Source information Start Marker

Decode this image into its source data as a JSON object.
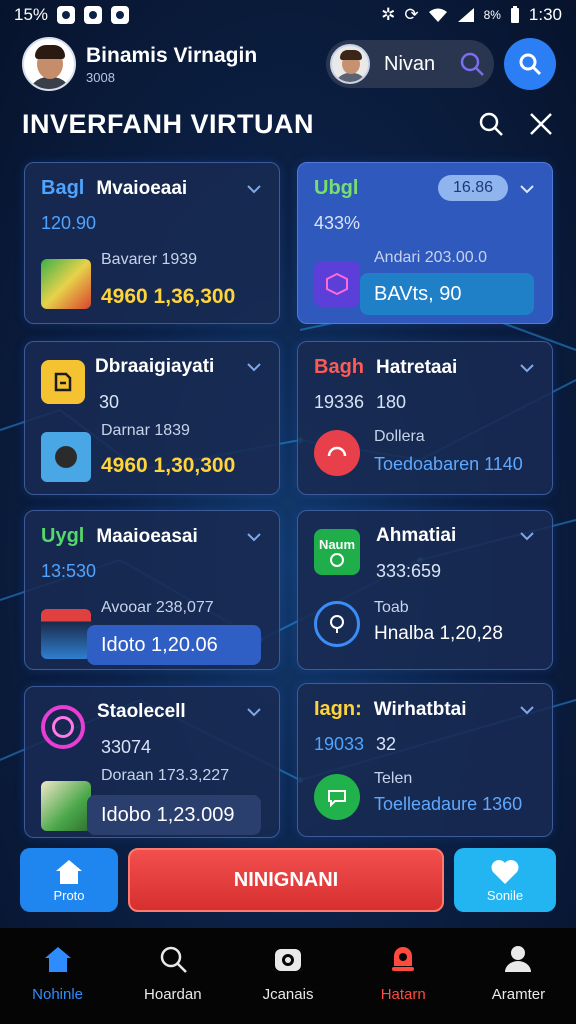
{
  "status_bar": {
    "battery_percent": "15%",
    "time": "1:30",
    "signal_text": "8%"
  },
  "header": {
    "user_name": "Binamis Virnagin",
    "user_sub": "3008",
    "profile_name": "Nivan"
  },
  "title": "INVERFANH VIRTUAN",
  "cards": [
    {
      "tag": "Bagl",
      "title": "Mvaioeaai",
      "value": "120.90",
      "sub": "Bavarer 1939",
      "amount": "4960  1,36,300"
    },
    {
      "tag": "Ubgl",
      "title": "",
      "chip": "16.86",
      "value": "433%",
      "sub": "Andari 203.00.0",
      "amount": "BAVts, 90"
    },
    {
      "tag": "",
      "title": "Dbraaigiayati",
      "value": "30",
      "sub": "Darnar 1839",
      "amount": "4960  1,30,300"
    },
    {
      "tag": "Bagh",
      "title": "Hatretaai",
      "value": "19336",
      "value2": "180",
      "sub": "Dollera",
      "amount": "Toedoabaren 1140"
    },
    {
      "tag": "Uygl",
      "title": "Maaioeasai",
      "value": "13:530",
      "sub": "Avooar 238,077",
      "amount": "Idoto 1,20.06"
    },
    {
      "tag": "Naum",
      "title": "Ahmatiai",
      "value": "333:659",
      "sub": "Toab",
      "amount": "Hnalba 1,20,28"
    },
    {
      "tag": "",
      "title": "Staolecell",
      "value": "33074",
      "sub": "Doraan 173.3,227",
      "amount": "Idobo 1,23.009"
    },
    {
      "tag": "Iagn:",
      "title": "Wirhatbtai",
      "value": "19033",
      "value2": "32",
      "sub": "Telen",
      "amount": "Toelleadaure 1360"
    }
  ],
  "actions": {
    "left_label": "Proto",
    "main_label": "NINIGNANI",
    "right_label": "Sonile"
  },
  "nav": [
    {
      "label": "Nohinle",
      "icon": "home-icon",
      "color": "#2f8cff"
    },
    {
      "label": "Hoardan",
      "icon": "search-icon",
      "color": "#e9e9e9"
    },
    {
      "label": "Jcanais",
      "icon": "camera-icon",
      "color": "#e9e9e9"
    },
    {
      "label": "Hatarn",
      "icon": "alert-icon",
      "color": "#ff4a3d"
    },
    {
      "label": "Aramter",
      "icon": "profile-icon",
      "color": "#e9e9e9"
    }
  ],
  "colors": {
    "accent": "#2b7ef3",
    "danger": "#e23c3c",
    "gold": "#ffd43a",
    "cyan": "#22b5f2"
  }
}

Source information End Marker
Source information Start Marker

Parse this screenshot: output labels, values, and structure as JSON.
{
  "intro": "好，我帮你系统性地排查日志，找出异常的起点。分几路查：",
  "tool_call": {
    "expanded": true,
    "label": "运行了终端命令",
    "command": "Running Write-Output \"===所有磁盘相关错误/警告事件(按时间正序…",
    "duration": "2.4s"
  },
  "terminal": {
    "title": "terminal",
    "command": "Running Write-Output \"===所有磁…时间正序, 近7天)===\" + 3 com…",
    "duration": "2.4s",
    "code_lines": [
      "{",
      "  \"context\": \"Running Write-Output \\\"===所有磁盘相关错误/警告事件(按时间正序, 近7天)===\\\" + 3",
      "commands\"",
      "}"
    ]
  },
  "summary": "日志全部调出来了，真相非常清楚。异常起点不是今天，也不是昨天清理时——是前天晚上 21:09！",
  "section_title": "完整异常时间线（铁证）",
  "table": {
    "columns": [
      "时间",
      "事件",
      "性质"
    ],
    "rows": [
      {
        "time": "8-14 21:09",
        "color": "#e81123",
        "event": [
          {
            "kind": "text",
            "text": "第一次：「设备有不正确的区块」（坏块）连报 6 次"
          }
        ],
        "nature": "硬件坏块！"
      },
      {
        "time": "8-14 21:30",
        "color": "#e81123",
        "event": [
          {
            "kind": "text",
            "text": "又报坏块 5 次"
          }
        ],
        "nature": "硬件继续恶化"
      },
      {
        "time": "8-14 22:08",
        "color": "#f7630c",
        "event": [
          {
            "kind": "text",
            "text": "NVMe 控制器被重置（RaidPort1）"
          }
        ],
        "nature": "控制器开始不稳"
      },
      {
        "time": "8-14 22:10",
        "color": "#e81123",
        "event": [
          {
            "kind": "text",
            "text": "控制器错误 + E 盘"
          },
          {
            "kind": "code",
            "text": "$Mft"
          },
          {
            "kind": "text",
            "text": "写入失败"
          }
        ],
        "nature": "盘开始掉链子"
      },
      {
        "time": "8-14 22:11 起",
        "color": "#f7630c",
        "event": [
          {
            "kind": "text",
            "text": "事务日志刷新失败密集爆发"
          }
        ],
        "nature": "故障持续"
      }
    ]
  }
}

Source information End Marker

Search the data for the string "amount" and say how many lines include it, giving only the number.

(Written response): 8